Tuesday, June 1, 2010

Ok, update that isn't too updated :)

Kathmandu has been so crazy. I have learned so much already and have definitely broadened my horizons. Learning more about the sex industry has been devastating, but now this knowledge is my responsibility to do something about it. Children sleeping on the street, beggars everywhere, the elderly dieing right before my eyes, and the diseased treated as less than dirt is all around me. It is unfathomable. God is good all the time, right? But how can this all be going on. This country is so focused on Buddha and every other god in the world, every god but the true God. The little hope they have is all based upon these religions that are nothing more than idols and high places that the Bible warns against. I have met amazing people working here all for the Kingdom. They blow my mind. They have given up all that is America or Europe or home, and come to one of the poorest places in the world where there is nothing fulfilling to do but serve God's people. Its all about Him and not about them, that is for sure.

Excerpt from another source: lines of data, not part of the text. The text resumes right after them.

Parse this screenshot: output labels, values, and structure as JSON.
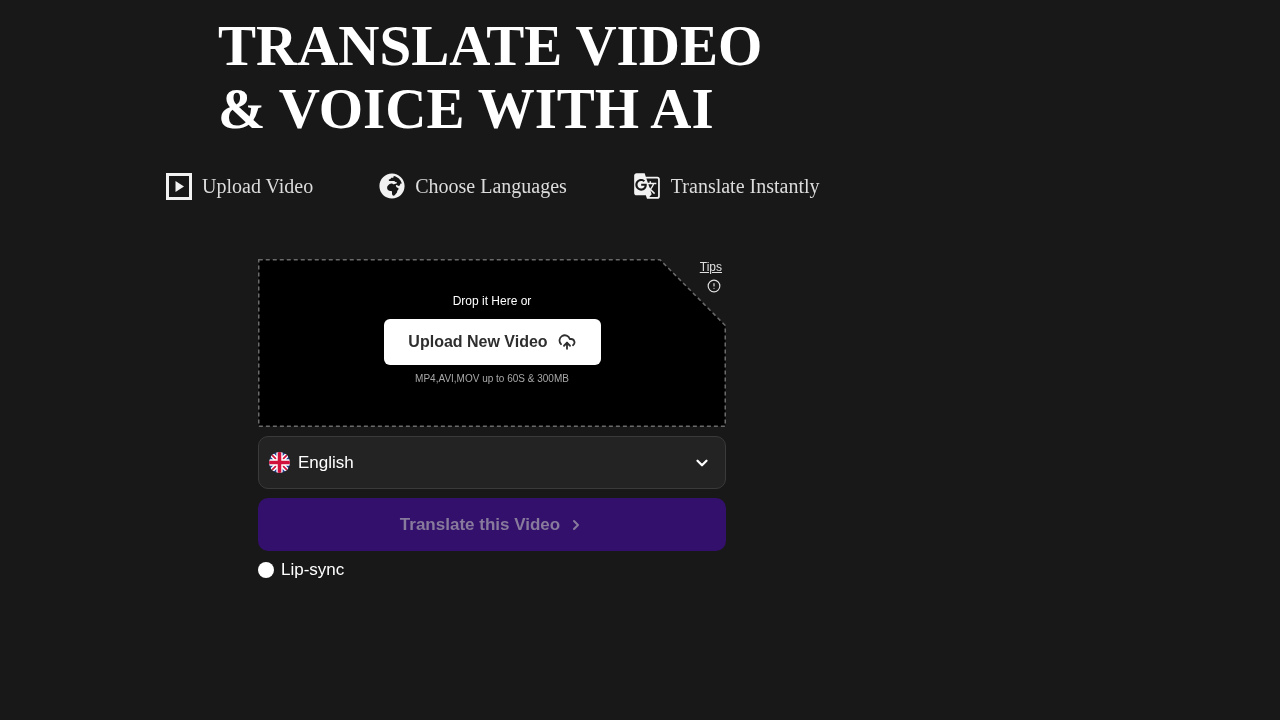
{
  "title": "TRANSLATE VIDEO & VOICE WITH AI",
  "steps": [
    {
      "kind": "video",
      "label": "Upload Video"
    },
    {
      "kind": "globe",
      "label": "Choose Languages"
    },
    {
      "kind": "translate",
      "label": "Translate Instantly"
    }
  ],
  "upload": {
    "tips": "Tips",
    "prompt": "Drop it Here or",
    "button": "Upload New Video",
    "formats": "MP4,AVI,MOV up to 60S & 300MB"
  },
  "language_select": {
    "value": "English"
  },
  "translate_button": {
    "label": "Translate this Video",
    "disabled": true
  },
  "lip_sync": {
    "label": "Lip-sync",
    "checked": false
  }
}
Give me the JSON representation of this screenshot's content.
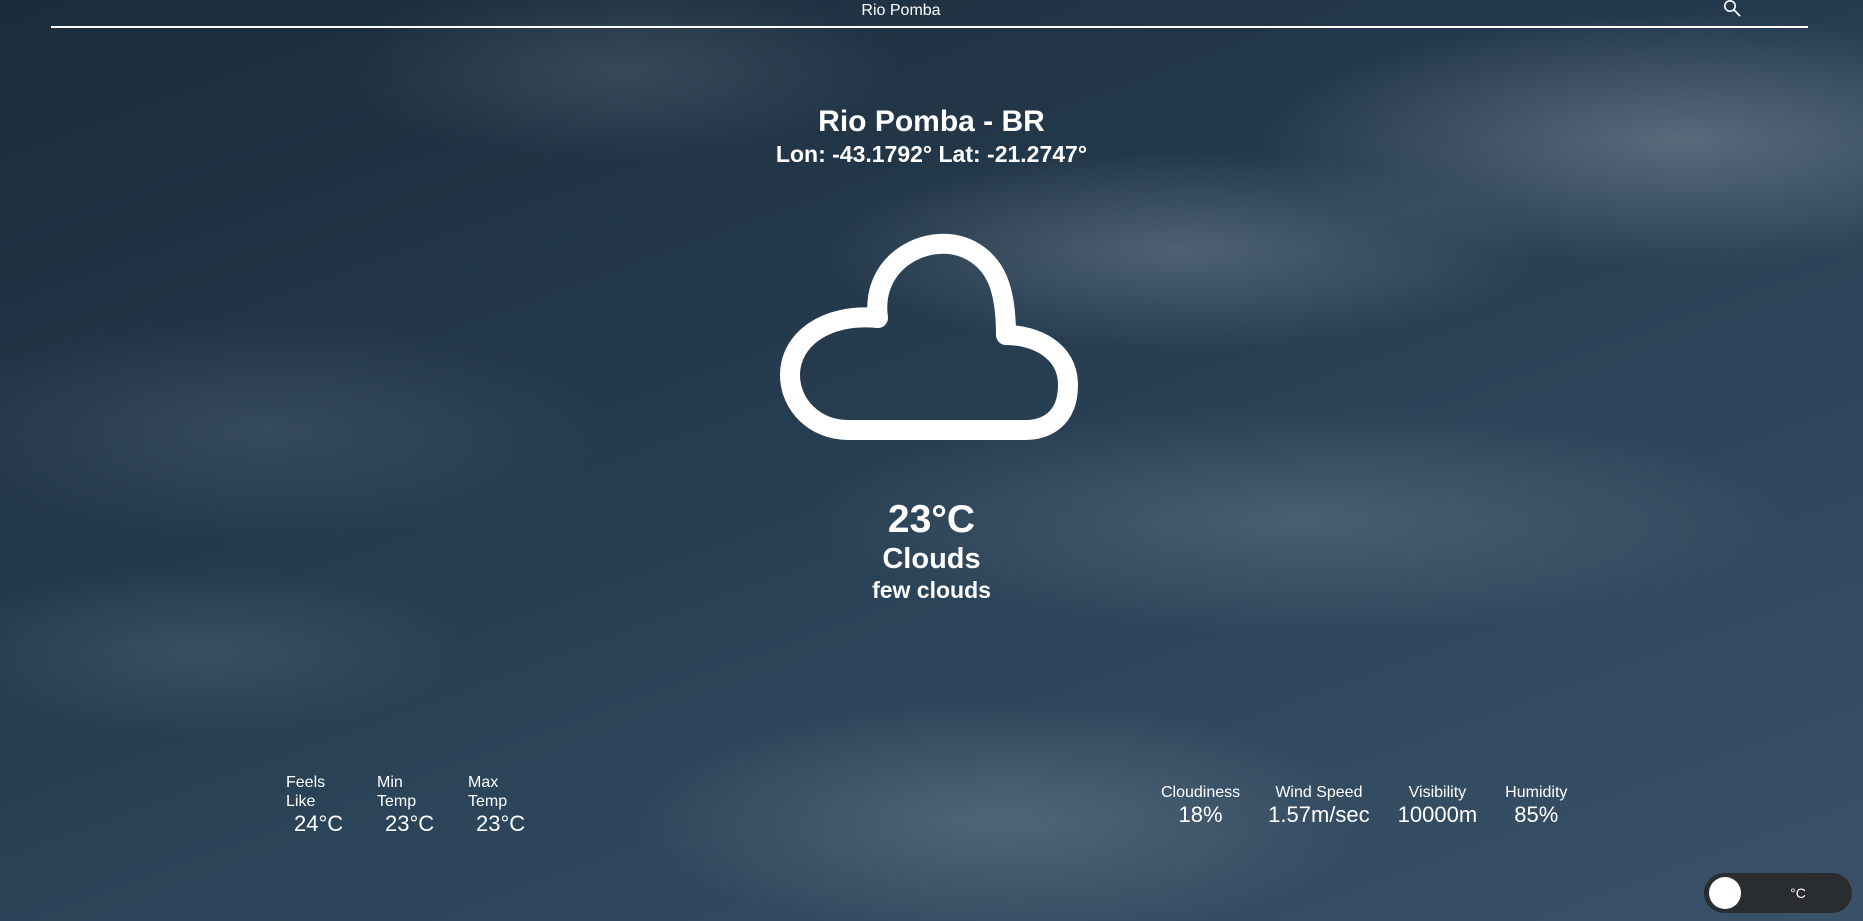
{
  "search": {
    "value": "Rio Pomba",
    "icon": "search-icon"
  },
  "location": {
    "title": "Rio Pomba - BR",
    "coordinates": "Lon: -43.1792° Lat: -21.2747°"
  },
  "current": {
    "icon": "cloud-icon",
    "temperature": "23°C",
    "condition": "Clouds",
    "description": "few clouds"
  },
  "stats_left": [
    {
      "label": "Feels Like",
      "value": "24°C"
    },
    {
      "label": "Min Temp",
      "value": "23°C"
    },
    {
      "label": "Max Temp",
      "value": "23°C"
    }
  ],
  "stats_right": [
    {
      "label": "Cloudiness",
      "value": "18%"
    },
    {
      "label": "Wind Speed",
      "value": "1.57m/sec"
    },
    {
      "label": "Visibility",
      "value": "10000m"
    },
    {
      "label": "Humidity",
      "value": "85%"
    }
  ],
  "unit_toggle": {
    "label": "°C"
  },
  "colors": {
    "text": "#ffffff",
    "toggle_bg": "#282828",
    "background": "#23384a"
  }
}
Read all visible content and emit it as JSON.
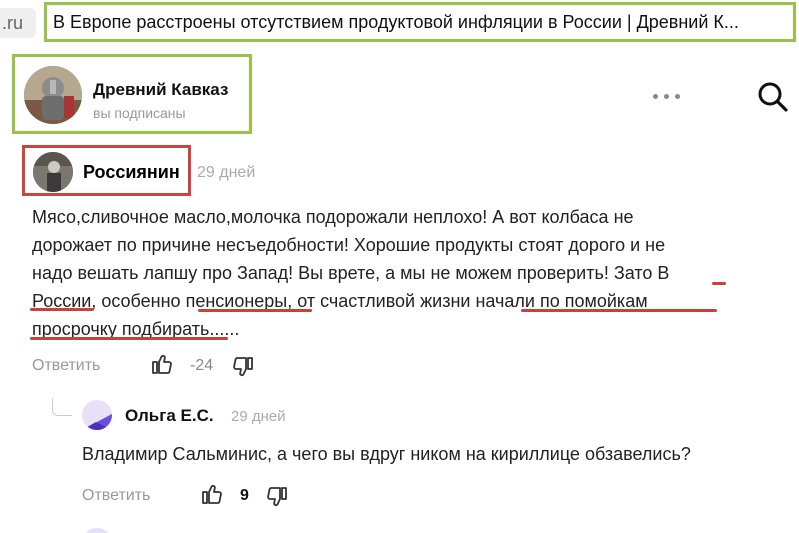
{
  "browser": {
    "url_fragment": ".ru",
    "page_title": "В Европе расстроены отсутствием продуктовой инфляции в России | Древний К..."
  },
  "channel": {
    "name": "Древний Кавказ",
    "subscription_status": "вы подписаны"
  },
  "toolbar": {
    "more_icon": "more-dots-icon",
    "search_icon": "search-icon"
  },
  "comment": {
    "author": "Россиянин",
    "time": "29 дней",
    "lines": [
      "Мясо,сливочное масло,молочка подорожали неплохо! А вот колбаса не",
      "дорожает по причине несъедобности! Хорошие продукты стоят дорого и не",
      "надо вешать лапшу про Запад! Вы врете, а мы не можем проверить! Зато В",
      "России, особенно пенсионеры, от счастливой жизни начали по помойкам",
      "просрочку подбирать......"
    ],
    "reply_label": "Ответить",
    "like_count": "-24"
  },
  "reply": {
    "author": "Ольга Е.С.",
    "time": "29 дней",
    "text": "Владимир Сальминис, а чего вы вдруг ником на кириллице обзавелись?",
    "reply_label": "Ответить",
    "like_count": "9"
  },
  "colors": {
    "highlight_green": "#9ac24a",
    "highlight_red": "#d0433c",
    "muted_text": "#999999"
  }
}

We have been working with children and the elderly for the most part. Its hard work, really hard, but it is so worth it. I fall asleep feeling like a follower of Jesus, the true Jesus who served everyone around Him. The one who calls us to feed the hungry, clothe the poor, love the fatherless, the widows, etc. I feel that I am doing exactly what He would be doing if He were here and its unbelievable.

That was my quick overview of my feelings. Read more if you want to hear more day-by-day :)

Friday, 28 May:
We traveled by bus to this ancient city of Bhaktapur (touristy). The bus ride was drastically bumpy... and an hour long. I have slight remaining marks of the bruises I received to my knees. There were shooting pains through my tummy, normal? I don't think so. Anyways, CRAZY adventure. We wandered around. I had children, beautiful children begging me for 5 rupees (1 dollar = 75 rupees) or a biscuit, which lasts in their bellies perhaps a couple hours? There were men behind several of them directing them. Sick to my stomach ready to punch? Yes. Christ like? No. But, we aren't to give them anything. Then I struggle with what Jesus would do. Then I struggle with what I actually do. I was reprimanded for being nice & asking their names, I guess I'm suppose to forcefully say no and turn my back ignoring them? What?! This is not okay to me. Prior to this I had turned down women asking me to buy milk for their skinny babies. Tears in my eyes walking away with Mr Chandler praying & singing Jesus songs to me. Back to it. We had a wonderful and cheap lunch (we maybe are spending 60 dollars a day for our entire team to eat) (and everything tastes GOOD) and continued to walk about. We had to depart in order to visit Children's Homes. My favorite. The group split into 2 & we went to different homes filled with children that were saved while at risk before actually being trafficked. The homes are set up with a Christian Nepalese mother and father (who are some of the greatest people God has every created) who pretty much adopt these kids (ages 3ish+). They are a family and the kids live with them until they find real jobs or get married or decide to move into their own home (not typical in any family in Nepal). The number of children in homes range from 6-40.40! Yes, you read that right. It is the happiest most joy filled moments we spend at these homes. The smile on just one child (thinking of one in particular) is enough to say the trip was fully worth it.

Saturday, 29 (I'll Write later)

News I have heard:
Death of Mr Coleman
Celine is prego with twins
Bangladesh has banded Facebook

LOVE OUT LOUD. Your prayers are changing my trip, changing the organizations I am working with, changing the lives of girls (trafficking), and ultimately changing Nepal.

God is good, Amen!